#### [WHAT THE TASK REQUIRES]
Copy every record verbatim but exclude the pictures.

#### [Dataset rows describing interfaces]
###

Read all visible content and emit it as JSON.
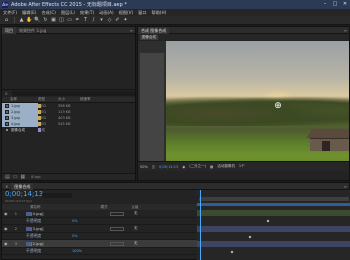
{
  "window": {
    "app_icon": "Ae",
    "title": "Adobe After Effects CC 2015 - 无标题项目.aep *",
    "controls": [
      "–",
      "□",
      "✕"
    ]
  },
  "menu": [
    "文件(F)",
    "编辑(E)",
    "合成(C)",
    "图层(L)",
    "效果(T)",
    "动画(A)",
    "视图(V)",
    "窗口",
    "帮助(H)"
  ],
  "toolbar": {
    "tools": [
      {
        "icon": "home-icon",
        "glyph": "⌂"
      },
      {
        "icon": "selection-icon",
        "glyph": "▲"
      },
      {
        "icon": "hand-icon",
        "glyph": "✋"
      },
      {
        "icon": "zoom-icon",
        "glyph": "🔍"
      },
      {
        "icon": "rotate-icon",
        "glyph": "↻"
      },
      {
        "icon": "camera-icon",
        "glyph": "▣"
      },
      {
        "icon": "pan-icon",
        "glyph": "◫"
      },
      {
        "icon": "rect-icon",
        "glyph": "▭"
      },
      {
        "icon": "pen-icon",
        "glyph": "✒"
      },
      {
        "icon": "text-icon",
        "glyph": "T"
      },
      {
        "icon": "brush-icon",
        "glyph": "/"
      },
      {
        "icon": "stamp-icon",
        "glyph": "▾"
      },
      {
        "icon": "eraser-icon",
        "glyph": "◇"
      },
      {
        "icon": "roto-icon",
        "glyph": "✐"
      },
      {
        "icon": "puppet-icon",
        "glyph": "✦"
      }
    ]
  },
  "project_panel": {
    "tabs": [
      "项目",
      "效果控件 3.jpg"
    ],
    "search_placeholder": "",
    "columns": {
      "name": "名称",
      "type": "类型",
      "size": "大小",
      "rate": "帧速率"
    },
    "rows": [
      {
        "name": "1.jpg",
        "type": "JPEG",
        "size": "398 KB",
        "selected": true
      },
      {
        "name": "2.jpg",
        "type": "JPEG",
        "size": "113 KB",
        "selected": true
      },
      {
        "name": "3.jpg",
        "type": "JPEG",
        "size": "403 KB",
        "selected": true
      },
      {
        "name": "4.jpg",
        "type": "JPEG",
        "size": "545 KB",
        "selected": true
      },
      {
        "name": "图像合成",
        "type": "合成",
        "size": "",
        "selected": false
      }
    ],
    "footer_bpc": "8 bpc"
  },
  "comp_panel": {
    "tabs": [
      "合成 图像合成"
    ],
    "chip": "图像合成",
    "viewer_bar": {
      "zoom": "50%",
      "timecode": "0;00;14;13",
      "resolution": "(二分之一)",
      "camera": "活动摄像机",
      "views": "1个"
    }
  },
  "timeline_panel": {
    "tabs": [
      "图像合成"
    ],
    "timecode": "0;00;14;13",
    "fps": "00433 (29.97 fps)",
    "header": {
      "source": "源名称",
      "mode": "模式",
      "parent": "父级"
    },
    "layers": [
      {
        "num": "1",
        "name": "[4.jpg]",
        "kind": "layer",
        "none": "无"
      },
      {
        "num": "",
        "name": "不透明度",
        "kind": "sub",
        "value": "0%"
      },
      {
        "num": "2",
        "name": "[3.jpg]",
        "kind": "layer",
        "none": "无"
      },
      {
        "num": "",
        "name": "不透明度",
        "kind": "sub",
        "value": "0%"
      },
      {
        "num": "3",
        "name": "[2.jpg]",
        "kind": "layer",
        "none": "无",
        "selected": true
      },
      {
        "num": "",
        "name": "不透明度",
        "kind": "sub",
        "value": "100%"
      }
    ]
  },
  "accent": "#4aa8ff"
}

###

#### [RESULT]
Read all visible content and emit it as JSON.
{
  "window": {
    "app_icon": "Ae",
    "title": "Adobe After Effects CC 2015 - 无标题项目.aep *",
    "controls": [
      "–",
      "□",
      "✕"
    ]
  },
  "menu": [
    "文件(F)",
    "编辑(E)",
    "合成(C)",
    "图层(L)",
    "效果(T)",
    "动画(A)",
    "视图(V)",
    "窗口",
    "帮助(H)"
  ],
  "toolbar": {
    "tools": [
      {
        "icon": "home-icon",
        "glyph": "⌂"
      },
      {
        "icon": "selection-icon",
        "glyph": "▲"
      },
      {
        "icon": "hand-icon",
        "glyph": "✋"
      },
      {
        "icon": "zoom-icon",
        "glyph": "🔍"
      },
      {
        "icon": "rotate-icon",
        "glyph": "↻"
      },
      {
        "icon": "camera-icon",
        "glyph": "▣"
      },
      {
        "icon": "pan-icon",
        "glyph": "◫"
      },
      {
        "icon": "rect-icon",
        "glyph": "▭"
      },
      {
        "icon": "pen-icon",
        "glyph": "✒"
      },
      {
        "icon": "text-icon",
        "glyph": "T"
      },
      {
        "icon": "brush-icon",
        "glyph": "/"
      },
      {
        "icon": "stamp-icon",
        "glyph": "▾"
      },
      {
        "icon": "eraser-icon",
        "glyph": "◇"
      },
      {
        "icon": "roto-icon",
        "glyph": "✐"
      },
      {
        "icon": "puppet-icon",
        "glyph": "✦"
      }
    ]
  },
  "project_panel": {
    "tabs": [
      "项目",
      "效果控件 3.jpg"
    ],
    "search_placeholder": "",
    "columns": {
      "name": "名称",
      "type": "类型",
      "size": "大小",
      "rate": "帧速率"
    },
    "rows": [
      {
        "name": "1.jpg",
        "type": "JPEG",
        "size": "398 KB",
        "selected": true
      },
      {
        "name": "2.jpg",
        "type": "JPEG",
        "size": "113 KB",
        "selected": true
      },
      {
        "name": "3.jpg",
        "type": "JPEG",
        "size": "403 KB",
        "selected": true
      },
      {
        "name": "4.jpg",
        "type": "JPEG",
        "size": "545 KB",
        "selected": true
      },
      {
        "name": "图像合成",
        "type": "合成",
        "size": "",
        "selected": false
      }
    ],
    "footer_bpc": "8 bpc"
  },
  "comp_panel": {
    "tabs": [
      "合成 图像合成"
    ],
    "chip": "图像合成",
    "viewer_bar": {
      "zoom": "50%",
      "timecode": "0;00;14;13",
      "resolution": "(二分之一)",
      "camera": "活动摄像机",
      "views": "1个"
    }
  },
  "timeline_panel": {
    "tabs": [
      "图像合成"
    ],
    "timecode": "0;00;14;13",
    "fps": "00433 (29.97 fps)",
    "header": {
      "source": "源名称",
      "mode": "模式",
      "parent": "父级"
    },
    "layers": [
      {
        "num": "1",
        "name": "[4.jpg]",
        "kind": "layer",
        "none": "无"
      },
      {
        "num": "",
        "name": "不透明度",
        "kind": "sub",
        "value": "0%"
      },
      {
        "num": "2",
        "name": "[3.jpg]",
        "kind": "layer",
        "none": "无"
      },
      {
        "num": "",
        "name": "不透明度",
        "kind": "sub",
        "value": "0%"
      },
      {
        "num": "3",
        "name": "[2.jpg]",
        "kind": "layer",
        "none": "无",
        "selected": true
      },
      {
        "num": "",
        "name": "不透明度",
        "kind": "sub",
        "value": "100%"
      }
    ]
  },
  "accent": "#4aa8ff"
}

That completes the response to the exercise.